“Opportunities to directly interact with wildlife have become all too rare as our society becomes increasingly divorced from our natural world. As both a falconer and a raptor biologist, I have been privileged to work hands-on with wild birds of prey and these experiences have been of inestimable value to our ability to implement effective conservation.”

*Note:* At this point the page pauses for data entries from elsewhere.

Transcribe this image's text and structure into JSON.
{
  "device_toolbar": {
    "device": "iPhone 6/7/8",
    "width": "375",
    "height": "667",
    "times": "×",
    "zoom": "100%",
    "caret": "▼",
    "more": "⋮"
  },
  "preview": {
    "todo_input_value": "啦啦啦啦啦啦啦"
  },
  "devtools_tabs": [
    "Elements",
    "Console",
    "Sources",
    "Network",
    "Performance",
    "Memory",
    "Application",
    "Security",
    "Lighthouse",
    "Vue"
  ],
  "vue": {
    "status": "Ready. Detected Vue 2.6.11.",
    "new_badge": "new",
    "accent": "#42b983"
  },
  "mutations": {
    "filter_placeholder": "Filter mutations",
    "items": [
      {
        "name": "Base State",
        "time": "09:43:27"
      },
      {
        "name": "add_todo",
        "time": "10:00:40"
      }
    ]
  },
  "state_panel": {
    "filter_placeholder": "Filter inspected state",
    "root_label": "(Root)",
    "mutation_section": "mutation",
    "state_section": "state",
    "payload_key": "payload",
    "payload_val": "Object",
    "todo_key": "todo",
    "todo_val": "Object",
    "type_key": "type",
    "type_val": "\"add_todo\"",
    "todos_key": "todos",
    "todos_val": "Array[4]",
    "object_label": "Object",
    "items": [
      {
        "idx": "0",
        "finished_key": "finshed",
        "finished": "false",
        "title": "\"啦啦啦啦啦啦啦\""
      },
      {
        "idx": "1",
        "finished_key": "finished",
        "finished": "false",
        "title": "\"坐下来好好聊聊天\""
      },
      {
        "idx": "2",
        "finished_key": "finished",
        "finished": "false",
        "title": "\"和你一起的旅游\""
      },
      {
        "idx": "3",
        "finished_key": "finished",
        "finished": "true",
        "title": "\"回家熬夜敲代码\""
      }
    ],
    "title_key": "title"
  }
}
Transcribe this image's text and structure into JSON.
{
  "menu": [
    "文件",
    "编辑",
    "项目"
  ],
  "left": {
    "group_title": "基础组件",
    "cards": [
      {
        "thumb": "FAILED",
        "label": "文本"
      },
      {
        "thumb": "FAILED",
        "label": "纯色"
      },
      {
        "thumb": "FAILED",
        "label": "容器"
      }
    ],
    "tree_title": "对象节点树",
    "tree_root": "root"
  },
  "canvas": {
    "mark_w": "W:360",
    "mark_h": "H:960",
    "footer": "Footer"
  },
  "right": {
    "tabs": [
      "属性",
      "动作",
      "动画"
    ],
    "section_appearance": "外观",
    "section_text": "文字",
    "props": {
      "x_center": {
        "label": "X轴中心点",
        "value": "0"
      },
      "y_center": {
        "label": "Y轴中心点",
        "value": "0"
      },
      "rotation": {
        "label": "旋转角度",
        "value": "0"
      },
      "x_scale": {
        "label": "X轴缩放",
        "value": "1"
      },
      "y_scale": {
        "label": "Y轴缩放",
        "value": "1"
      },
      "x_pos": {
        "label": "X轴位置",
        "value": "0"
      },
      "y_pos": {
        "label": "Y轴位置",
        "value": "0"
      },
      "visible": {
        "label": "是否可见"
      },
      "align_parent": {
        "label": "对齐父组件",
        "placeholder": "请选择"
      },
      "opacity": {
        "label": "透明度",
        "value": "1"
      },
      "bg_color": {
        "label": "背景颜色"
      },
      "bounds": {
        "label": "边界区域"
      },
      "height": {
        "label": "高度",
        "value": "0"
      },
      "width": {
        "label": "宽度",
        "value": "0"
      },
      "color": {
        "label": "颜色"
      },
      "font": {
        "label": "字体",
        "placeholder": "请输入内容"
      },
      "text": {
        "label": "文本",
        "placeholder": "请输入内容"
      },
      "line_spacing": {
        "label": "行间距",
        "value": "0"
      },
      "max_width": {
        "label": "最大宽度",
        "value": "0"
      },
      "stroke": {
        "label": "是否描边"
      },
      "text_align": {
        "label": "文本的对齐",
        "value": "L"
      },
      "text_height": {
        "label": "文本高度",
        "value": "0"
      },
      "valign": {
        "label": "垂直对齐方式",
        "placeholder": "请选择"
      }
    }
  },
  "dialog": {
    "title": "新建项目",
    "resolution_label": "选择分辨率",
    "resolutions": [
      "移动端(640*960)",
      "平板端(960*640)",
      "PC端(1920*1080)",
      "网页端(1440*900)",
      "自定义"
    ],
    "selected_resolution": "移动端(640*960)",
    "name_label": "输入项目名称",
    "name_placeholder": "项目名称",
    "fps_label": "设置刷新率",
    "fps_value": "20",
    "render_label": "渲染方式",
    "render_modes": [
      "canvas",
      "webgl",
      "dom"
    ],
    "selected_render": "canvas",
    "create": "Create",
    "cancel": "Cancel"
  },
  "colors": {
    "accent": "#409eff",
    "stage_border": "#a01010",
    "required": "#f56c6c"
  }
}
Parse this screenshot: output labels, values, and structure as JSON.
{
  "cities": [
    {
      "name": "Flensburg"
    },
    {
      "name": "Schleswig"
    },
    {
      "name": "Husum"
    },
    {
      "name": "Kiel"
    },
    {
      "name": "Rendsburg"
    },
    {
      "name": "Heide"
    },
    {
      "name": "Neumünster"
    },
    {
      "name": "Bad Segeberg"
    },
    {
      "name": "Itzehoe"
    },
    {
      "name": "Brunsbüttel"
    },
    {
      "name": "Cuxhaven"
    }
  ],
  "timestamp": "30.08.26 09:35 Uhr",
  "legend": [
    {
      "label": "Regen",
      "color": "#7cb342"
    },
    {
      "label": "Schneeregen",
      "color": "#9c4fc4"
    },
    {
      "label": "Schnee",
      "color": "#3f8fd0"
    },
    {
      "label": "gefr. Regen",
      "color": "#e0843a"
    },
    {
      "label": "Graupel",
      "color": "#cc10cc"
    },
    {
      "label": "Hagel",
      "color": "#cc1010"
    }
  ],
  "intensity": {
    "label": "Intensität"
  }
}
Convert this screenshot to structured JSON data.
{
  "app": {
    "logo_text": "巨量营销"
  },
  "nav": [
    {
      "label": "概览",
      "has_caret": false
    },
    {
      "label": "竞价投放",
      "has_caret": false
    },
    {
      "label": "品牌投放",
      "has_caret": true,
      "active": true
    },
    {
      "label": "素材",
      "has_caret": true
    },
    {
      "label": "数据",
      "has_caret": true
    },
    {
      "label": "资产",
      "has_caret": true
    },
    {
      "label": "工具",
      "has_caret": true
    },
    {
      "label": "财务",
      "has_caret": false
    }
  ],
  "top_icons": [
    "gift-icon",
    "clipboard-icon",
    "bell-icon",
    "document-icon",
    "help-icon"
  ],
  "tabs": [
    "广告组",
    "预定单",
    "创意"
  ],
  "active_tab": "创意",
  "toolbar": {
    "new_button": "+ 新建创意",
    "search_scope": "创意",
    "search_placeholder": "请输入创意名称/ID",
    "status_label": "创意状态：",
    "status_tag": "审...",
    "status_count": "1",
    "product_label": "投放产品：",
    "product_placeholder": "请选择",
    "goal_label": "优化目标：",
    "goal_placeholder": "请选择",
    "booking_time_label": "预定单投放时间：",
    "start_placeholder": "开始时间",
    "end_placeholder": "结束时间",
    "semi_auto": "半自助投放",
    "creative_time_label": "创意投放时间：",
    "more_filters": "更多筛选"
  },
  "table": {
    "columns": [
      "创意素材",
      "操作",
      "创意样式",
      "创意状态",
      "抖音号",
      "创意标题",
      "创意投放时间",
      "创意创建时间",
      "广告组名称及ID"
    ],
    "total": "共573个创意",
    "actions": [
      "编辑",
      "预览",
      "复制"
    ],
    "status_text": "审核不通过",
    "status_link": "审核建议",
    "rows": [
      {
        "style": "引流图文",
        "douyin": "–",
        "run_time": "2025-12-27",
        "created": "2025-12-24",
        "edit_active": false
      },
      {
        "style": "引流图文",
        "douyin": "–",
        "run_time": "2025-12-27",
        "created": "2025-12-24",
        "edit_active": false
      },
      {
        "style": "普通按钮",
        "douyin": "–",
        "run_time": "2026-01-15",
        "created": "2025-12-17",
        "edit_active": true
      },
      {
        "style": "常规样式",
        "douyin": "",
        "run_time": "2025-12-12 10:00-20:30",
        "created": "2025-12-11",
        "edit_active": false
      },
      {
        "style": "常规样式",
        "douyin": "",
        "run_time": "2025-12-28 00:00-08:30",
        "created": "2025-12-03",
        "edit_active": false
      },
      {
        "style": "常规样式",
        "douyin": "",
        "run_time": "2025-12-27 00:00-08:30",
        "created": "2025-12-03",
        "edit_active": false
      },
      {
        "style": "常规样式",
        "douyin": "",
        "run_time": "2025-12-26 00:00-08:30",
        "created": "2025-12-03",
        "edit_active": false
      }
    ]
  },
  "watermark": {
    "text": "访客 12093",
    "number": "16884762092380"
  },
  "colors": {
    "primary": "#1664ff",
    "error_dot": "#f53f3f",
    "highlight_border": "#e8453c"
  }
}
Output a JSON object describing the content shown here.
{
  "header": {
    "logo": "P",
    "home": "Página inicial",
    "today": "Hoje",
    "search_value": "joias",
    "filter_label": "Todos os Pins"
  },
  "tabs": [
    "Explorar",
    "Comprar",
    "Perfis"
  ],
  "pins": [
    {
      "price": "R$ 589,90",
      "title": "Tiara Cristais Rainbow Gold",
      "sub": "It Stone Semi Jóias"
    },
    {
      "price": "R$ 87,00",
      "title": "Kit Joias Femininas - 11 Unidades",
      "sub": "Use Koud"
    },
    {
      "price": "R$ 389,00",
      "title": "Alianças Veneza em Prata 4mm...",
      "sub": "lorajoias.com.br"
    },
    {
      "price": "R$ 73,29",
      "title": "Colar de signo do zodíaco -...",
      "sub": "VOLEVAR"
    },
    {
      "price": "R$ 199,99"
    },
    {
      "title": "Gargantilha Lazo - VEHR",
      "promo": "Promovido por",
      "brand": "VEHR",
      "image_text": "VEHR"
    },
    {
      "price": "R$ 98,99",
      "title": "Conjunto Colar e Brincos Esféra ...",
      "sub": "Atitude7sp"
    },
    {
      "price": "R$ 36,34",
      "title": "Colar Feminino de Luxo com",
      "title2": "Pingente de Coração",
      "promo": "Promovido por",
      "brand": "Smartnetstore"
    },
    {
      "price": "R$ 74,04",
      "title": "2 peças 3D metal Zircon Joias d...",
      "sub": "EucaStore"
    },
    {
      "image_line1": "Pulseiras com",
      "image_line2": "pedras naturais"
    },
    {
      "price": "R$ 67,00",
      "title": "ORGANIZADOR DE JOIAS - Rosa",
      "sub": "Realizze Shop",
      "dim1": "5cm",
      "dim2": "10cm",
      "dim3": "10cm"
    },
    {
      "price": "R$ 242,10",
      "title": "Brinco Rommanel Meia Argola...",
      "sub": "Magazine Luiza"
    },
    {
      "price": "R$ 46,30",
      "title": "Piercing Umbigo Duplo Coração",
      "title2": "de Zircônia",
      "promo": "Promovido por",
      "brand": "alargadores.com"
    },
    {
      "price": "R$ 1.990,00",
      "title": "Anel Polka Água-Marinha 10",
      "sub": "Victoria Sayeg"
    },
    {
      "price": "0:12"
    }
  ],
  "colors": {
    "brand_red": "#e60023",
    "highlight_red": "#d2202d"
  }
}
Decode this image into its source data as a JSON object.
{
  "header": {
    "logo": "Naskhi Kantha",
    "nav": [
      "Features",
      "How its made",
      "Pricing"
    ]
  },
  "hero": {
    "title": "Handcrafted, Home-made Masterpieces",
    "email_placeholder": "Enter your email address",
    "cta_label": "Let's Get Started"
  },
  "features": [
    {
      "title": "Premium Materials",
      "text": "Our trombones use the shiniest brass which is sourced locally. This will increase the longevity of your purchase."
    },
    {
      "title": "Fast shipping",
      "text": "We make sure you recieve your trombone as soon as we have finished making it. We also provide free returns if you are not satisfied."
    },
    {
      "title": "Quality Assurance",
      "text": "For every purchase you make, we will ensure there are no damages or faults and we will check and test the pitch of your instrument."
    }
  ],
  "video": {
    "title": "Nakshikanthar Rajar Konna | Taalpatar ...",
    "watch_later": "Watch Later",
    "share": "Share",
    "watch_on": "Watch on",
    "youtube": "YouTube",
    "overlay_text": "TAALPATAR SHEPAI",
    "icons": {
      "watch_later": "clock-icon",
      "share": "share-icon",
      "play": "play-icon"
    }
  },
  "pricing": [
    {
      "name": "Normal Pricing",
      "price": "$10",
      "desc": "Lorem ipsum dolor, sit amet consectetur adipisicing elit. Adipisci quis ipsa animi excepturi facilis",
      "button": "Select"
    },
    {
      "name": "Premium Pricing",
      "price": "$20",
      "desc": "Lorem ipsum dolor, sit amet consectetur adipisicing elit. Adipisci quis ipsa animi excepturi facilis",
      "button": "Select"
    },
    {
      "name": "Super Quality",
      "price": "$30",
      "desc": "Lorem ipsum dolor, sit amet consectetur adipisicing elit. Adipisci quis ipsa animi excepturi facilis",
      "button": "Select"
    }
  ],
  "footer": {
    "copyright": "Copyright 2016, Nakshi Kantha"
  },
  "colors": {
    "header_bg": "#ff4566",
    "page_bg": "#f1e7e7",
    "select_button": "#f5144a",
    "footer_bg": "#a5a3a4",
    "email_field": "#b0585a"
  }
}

After serving 11 years as its President and CEO, Peter Jenny retired from The Peregrine Fund, an organisation he has been a key component of since its foundation. In 1970, he accompanied founding director Robert Berry to the eastern Canadian Arctic to collect some of the first Peregrine Falcons to be used for the project’s captive breeding and went on to manage one of the early release sites on the Susquehanna River. After graduating from the University of Montana with a degree in Zoology, Mr Jenny pioneered The Peregrine Fund’s involvement in the Neotropics with his research on the rare Orange-breasted Falcon and subsequently co-founded the Maya Project to study the ecology of tropical raptors at a community level. During his 18-year tenure as The Peregrine Fund’s Vice President, he divided his time between managing the Northern Aplomado Falcon Restoration Project and overall programme development. A staunch advocate of collaborative approaches to conservation and private sector participation, Mr Jenny secured more than 2million acres of private land in support of wild falcon recovery and was instrumental in gaining federal and state approval for the resumption of a peregrine harvest for falconry in the US. Besides falconry, his other passions include English Setters, fly-fishing, sailing, and flying his restored 1947 Stinson.